“He was a super nice guy. I didn’t even have to buy a fork when I started,” said Spencer, who bought the property from Costa a decade later.
When Fred’s Diner opened in 1989, two eggs and toast were 99 cents. This breakfast is now $3.79.
Spencer, who has a background in the bar and entertainment industry, previously worked at the former Iacomini’s which was in Akron on West Exchange Street. He said his son Donald, who is in charge of Fred’s kitchen, and Donald’s wife, Gia, a waitress, will eventually take over the restaurant.
Best Sellers at Fred’s Diner in Akron
All breakfast selections are bestsellers at Fred, the owner said, with breakfast served anytime from 6 a.m. to 3 p.m. This includes Big Seller Salmon and Eggs (#12), the most expensive breakfast entree at $12.89.
Spencer also serves up plenty of country fried steak topped with sausage sauce ($10.49) and a “ton” of grilled marinated chicken ($11.89), marinated in honey and Italian seasoning, then grilled , which caramelizes the honey.
Fred’s, which was open seven days a week, reduced its opening days during the pandemic to Friday through Sunday. But since early July, Fred’s has added Mondays to the restaurant’s schedule.
Old-Fashioned Liver and Onions, the Monday special, sold out again on July 18, Spencer said.
“Nobody cooks it at home anymore because it stinks of the house,” he said.
Another thing that has changed during COVID is Fred’s take-out business, which was about 20% of sales before the pandemic and is now about 40%.
Reader’s Digest recently ranked Fred’s as the most iconic restaurant in Ohio based on customer ratings, TripAdvisor ratings, and “local gossip.” The article cited the restaurant’s no-frills vibe, delicious food, big “side” of bacon, and menu with most dishes under $10.
What is the secret of Fred’s 33-year longevity?
“Just being there, countless hours,” Spencer said. “The key is you have to be there.”
Art and restoration writer Kerry Clawson can be reached at 330-996-3527 or [email protected]

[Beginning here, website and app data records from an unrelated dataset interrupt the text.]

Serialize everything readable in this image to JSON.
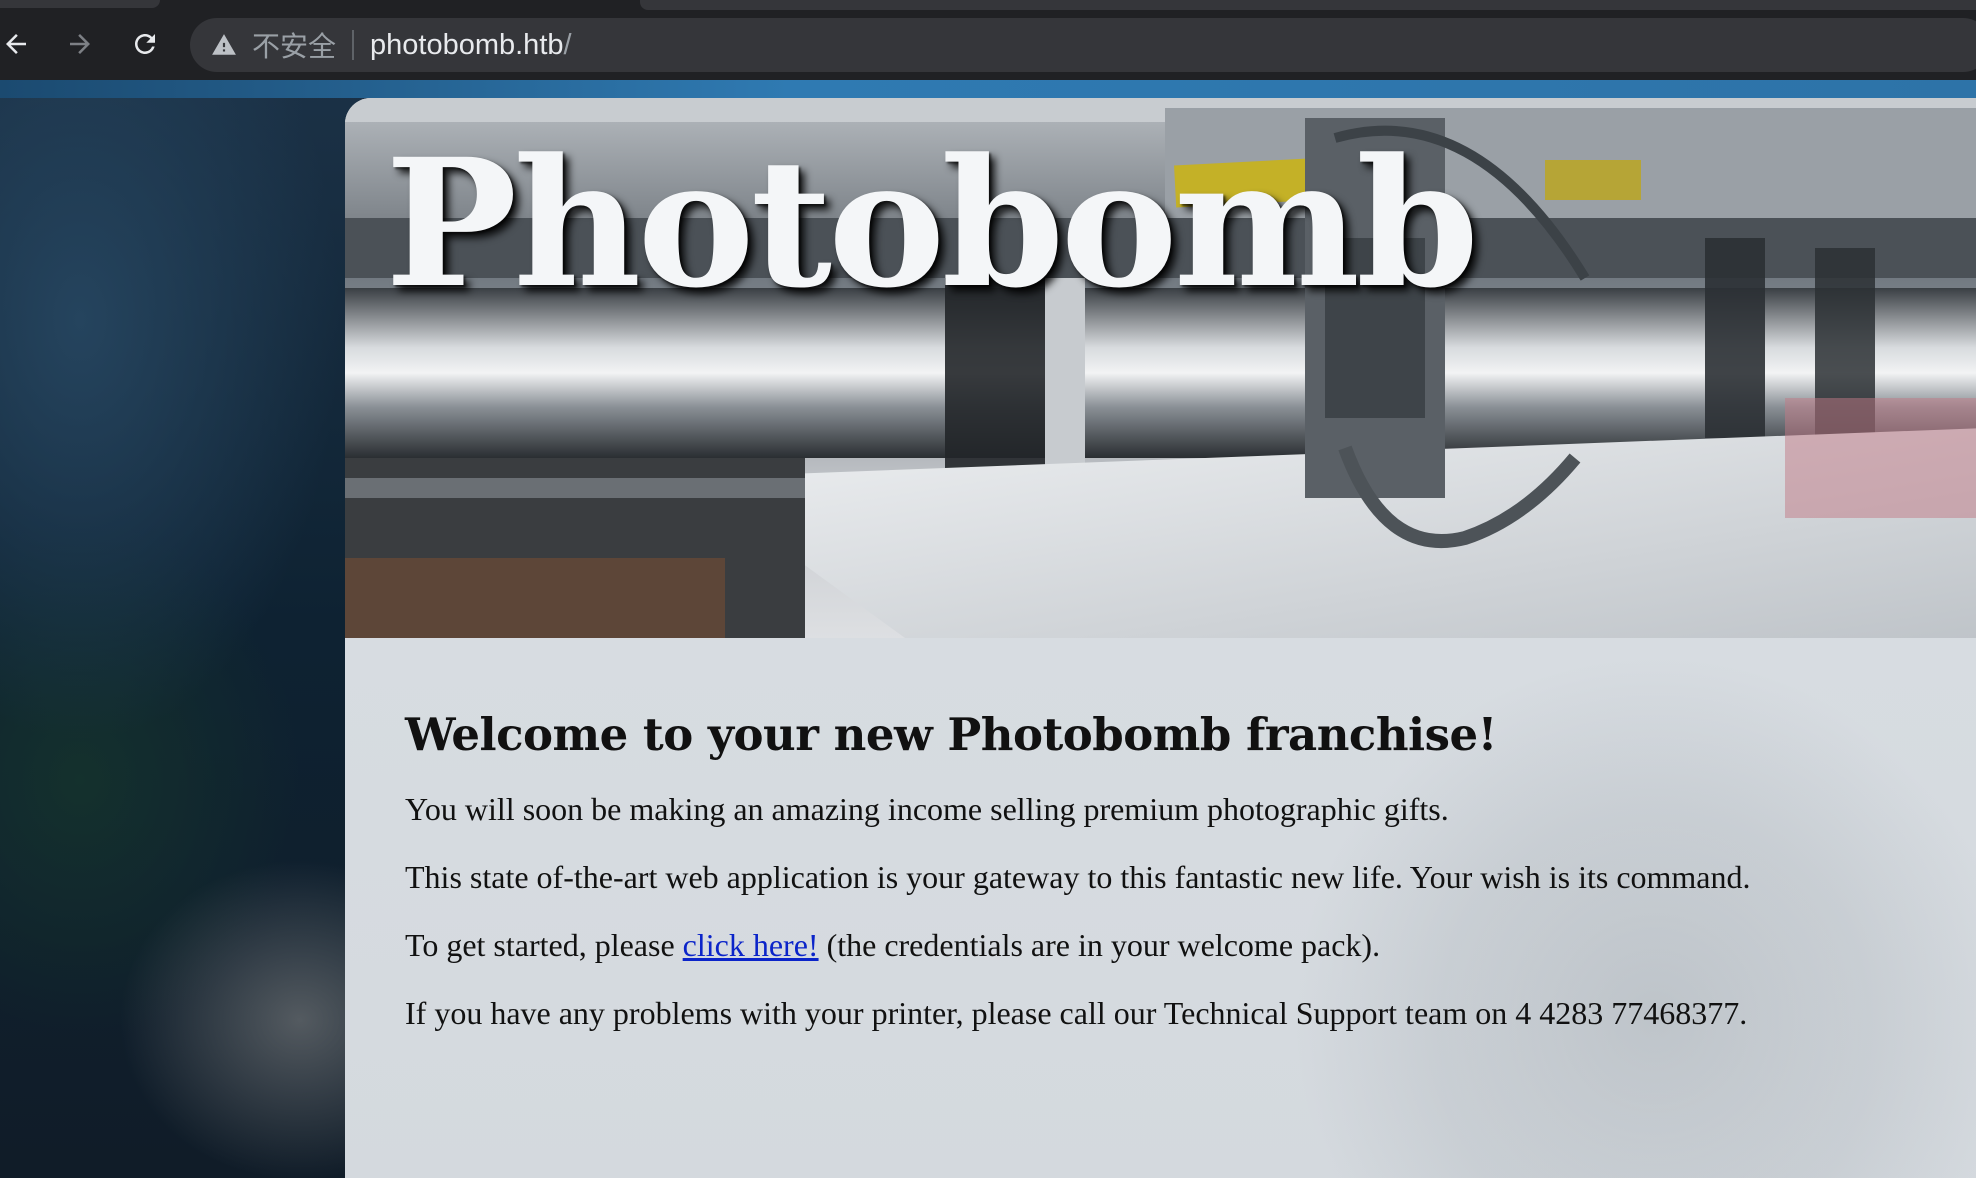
{
  "browser": {
    "security_label": "不安全",
    "url_host": "photobomb.htb",
    "url_path": "/"
  },
  "page": {
    "site_title": "Photobomb",
    "heading": "Welcome to your new Photobomb franchise!",
    "paragraph_1": "You will soon be making an amazing income selling premium photographic gifts.",
    "paragraph_2": "This state of-the-art web application is your gateway to this fantastic new life. Your wish is its command.",
    "paragraph_3_before": "To get started, please ",
    "paragraph_3_link": "click here!",
    "paragraph_3_after": " (the credentials are in your welcome pack).",
    "paragraph_4": "If you have any problems with your printer, please call our Technical Support team on 4 4283 77468377."
  },
  "colors": {
    "link": "#0b24c9",
    "chrome_bar": "#202124",
    "omnibox": "#35363a"
  },
  "icons": [
    "back-arrow-icon",
    "forward-arrow-icon",
    "reload-icon",
    "warning-triangle-icon"
  ]
}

Restaurant: Fred’s dinner
Address: 930 Home Ave, Akron
Hours: 6:00 a.m. to 3:00 p.m. Friday to Monday
Carry out: Yes